Older settlers in U. S. are taller and thinner than recent immigrants.
St Louis, Missouri, | 1104 Chambers Street.
In the 1
There is no doubt in my mind, that the people of every race, gathering in this country, have a tendency to elongate or become taller and thinner I, however, do not attribute this circumstance to the climate, but to the ruling capacity of Americans in general, which is their will-power. The immediate tools of the will-power are the legs and arms of men. Whatever they plan, they have to execute it by the aid of their arms and legs. While in older nations, where reason and reflection predominate, the head gets larger, the legs and arms of will-peoples such, as the Americans, become longer. Americans do things first, and they commense by experimenting, and only afterwards they think the matter over. In the third generations the Germans, more than the French, ressemble the native born Americans of Anglosaxon origin and they become just as tall in most cases. In the first generation the difference is visible to every common observer. When the war broke out various regiments of German born in Germany were formed in this city. They received federal uniforms, made in Eastern manufactories according to the ordinary American sizes. They looked ridiculously absurd, because the uniforms did not fit one man in a hundred. Afterwards I saw various New England Regiments who had received the same sizes of clothing, and they were as fine looking troops as one could see, because their uniforms fitted them well.
I beg you to receive this note for what it is worth,— I am not a naturalist by profession, but an amateur student of your works, which gave such a wonderful turn to the modern Welt-Anschauung.

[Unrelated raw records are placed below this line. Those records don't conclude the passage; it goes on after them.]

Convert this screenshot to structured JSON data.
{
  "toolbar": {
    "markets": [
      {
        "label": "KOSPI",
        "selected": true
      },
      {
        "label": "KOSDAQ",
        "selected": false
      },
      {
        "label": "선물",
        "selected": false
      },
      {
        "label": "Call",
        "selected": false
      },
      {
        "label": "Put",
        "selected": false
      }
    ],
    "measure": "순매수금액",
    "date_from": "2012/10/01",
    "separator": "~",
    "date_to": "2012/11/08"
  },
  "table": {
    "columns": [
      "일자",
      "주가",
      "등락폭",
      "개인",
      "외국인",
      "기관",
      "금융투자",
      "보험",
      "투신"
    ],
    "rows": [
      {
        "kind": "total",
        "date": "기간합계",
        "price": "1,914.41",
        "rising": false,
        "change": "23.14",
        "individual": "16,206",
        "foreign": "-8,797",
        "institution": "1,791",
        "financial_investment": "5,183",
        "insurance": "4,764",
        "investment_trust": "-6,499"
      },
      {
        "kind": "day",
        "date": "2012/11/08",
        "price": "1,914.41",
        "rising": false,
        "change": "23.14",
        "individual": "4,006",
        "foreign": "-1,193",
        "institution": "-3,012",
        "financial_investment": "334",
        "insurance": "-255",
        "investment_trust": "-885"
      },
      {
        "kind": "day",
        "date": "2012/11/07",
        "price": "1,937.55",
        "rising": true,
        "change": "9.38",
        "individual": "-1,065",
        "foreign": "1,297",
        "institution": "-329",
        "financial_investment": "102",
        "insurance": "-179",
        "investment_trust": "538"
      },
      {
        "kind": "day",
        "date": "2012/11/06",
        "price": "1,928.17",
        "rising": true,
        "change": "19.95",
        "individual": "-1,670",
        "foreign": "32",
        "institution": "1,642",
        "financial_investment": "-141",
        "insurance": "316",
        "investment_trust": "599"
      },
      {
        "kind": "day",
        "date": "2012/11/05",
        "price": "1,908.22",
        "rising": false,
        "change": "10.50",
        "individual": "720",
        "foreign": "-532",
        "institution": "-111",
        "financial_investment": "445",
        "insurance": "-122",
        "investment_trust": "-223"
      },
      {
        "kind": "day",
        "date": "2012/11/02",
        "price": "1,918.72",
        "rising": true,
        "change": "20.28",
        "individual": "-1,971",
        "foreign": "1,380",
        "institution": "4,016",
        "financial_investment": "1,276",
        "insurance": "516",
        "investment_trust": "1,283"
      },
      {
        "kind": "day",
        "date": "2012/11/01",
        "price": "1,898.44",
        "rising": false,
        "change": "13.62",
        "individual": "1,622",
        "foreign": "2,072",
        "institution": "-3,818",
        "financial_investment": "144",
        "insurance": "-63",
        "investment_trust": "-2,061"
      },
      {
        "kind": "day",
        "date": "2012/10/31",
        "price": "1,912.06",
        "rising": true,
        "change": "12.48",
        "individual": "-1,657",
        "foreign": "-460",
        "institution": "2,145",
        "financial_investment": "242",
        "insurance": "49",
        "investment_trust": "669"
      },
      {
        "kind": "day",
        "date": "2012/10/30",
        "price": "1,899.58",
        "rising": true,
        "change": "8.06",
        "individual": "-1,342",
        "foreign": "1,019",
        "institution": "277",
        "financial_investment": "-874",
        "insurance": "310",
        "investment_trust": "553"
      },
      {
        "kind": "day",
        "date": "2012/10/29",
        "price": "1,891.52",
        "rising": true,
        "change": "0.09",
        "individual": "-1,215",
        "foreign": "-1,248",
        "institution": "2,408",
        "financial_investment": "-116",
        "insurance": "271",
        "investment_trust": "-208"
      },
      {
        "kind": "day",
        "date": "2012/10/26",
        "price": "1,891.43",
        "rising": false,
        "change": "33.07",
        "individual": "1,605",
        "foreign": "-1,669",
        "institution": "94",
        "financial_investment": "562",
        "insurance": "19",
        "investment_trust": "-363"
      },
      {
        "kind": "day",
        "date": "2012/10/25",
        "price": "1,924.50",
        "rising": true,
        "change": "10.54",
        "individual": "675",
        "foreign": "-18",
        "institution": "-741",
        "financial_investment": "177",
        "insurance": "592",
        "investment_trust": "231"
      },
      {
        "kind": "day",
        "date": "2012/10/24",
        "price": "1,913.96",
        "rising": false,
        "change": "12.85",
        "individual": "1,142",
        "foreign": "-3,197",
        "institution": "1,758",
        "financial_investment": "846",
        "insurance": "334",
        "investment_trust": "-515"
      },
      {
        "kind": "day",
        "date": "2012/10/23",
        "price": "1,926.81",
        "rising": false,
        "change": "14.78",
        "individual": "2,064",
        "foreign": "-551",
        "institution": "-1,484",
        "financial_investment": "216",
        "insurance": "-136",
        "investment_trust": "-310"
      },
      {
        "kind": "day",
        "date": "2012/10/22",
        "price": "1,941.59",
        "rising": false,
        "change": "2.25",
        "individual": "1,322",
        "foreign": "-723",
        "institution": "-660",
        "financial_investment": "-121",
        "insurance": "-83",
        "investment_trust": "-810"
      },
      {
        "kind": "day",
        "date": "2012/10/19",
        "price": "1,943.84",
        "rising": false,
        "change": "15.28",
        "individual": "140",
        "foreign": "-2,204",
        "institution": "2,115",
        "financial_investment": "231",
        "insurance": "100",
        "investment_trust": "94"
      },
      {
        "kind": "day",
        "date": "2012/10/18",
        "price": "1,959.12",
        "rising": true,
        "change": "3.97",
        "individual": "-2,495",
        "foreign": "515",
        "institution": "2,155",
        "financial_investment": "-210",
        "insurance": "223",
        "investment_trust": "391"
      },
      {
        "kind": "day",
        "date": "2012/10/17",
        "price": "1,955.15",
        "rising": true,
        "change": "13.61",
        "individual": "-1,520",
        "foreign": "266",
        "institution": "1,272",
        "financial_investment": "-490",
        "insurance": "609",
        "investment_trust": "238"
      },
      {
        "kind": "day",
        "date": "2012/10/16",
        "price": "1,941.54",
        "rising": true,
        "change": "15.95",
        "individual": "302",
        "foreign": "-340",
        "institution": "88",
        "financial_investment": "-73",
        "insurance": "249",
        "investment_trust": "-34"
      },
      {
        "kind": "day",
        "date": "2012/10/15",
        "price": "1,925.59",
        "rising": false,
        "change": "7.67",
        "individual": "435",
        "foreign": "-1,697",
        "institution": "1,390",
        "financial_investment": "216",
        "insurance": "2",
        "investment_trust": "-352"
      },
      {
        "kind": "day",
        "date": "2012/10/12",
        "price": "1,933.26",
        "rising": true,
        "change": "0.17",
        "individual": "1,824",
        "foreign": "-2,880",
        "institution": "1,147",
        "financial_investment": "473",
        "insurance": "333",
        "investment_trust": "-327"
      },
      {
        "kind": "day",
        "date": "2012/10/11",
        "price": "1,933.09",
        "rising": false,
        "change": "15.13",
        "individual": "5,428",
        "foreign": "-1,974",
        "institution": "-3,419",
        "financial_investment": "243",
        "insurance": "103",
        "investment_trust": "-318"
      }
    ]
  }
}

I am of German origin, as the idiomatic expressions in this letter will show you, and use my leisure in keeping up with the progress of sciences. Could I be useful to you in any manner, I beg you to honor me by addressing me precise questions, which I will try to answer faithfully. I have reviewed your book in various newspapers and although a work like yours needs no recommendations, I nevertheless believe that my notions are for something in the rapid sale of upwards of 200 copies in this city during the first week after its appearance.
I am, Sir, with great respect and gratitude |
your obedient servant | Chs. L. Bernays, Brevet Lt Colonel
U.S. on the retired list.
Charles Darwin Esq. | England.
- f1 7515.f1Bernays refers to Descent US ed., which was published on 18 February 1871 (New York Daily, 18 February 1871, p. 6); in the English first edition, the statement referred to is in Descent 1: 246.
- f2 7515.f2Bernays refers to the Franco-Prussian war of 1870 to 1871. Many German immigrants settled in and around St Louis in the 1840s and 1850s (Columbia gazetteer of the world s.v. Missouri).
- f3 7515.f3Welt-Anschauung: world-view.
- f4 7515.f4The newspapers have not been identified, but Bernays worked, at times, for the St Louis Anzeiger des Westens and the Republican (Bernays 1912).
- f5 7515.f5CD cited Benjamin Apthorp Gould's Investigations in military and anthropological statistics (B. A. Gould 1869) a number of times in Descent.